### Exercise instructions
In how many lines of the listing does the word "keywords" appear? Reply with the number only.

### Input data
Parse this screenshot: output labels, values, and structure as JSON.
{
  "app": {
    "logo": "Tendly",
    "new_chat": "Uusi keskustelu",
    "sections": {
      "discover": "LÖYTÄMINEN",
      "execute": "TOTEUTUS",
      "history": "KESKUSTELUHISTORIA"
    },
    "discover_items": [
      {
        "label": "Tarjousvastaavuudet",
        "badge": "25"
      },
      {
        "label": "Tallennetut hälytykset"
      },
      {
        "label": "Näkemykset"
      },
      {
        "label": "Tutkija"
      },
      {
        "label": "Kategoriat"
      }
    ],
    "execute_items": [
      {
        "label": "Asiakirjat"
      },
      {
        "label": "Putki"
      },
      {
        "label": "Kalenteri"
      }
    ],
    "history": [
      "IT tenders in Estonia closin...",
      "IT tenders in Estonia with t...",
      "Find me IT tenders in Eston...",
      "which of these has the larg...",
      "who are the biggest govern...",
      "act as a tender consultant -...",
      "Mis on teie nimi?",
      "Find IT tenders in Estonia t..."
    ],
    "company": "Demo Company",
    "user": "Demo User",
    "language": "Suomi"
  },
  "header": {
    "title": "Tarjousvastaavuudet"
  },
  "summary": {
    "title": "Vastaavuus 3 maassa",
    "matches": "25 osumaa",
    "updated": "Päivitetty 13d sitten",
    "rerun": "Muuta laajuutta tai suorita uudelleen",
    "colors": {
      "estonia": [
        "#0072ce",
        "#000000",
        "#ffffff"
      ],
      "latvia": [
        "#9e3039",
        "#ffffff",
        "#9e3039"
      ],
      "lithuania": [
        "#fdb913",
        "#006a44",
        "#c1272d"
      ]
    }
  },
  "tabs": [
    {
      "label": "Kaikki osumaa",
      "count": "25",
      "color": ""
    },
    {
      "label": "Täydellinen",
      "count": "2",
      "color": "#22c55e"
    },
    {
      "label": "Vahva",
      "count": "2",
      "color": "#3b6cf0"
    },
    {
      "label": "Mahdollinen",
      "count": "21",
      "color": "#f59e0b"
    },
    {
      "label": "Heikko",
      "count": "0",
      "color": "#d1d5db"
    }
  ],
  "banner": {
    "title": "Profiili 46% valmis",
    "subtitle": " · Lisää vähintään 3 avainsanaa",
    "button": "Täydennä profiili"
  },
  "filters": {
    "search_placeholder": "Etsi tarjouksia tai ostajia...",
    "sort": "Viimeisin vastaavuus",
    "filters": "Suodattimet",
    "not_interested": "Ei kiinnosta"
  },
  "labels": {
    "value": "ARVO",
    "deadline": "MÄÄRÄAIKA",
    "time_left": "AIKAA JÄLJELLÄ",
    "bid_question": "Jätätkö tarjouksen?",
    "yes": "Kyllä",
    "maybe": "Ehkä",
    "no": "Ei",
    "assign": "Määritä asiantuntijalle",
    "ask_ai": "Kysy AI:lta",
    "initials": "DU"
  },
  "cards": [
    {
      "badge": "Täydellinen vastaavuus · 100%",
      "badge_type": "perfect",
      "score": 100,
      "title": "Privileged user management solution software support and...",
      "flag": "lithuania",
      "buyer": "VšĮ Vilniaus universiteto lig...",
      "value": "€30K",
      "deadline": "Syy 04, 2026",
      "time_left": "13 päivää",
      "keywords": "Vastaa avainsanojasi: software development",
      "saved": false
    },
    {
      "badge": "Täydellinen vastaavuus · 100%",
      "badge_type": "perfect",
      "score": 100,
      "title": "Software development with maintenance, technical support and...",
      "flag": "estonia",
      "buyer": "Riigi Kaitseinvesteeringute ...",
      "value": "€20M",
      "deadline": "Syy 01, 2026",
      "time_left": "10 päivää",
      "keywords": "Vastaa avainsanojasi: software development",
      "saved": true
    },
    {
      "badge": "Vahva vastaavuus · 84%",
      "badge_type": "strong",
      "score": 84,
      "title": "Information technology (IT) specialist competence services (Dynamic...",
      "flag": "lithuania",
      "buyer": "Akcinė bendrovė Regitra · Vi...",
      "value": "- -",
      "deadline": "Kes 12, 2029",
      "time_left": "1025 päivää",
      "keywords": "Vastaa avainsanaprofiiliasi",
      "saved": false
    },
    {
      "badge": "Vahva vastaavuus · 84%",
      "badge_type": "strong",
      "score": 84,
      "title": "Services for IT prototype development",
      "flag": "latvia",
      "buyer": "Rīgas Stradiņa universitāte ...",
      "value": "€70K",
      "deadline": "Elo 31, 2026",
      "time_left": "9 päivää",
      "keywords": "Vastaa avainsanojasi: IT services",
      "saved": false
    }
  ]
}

### Result of this exercise
4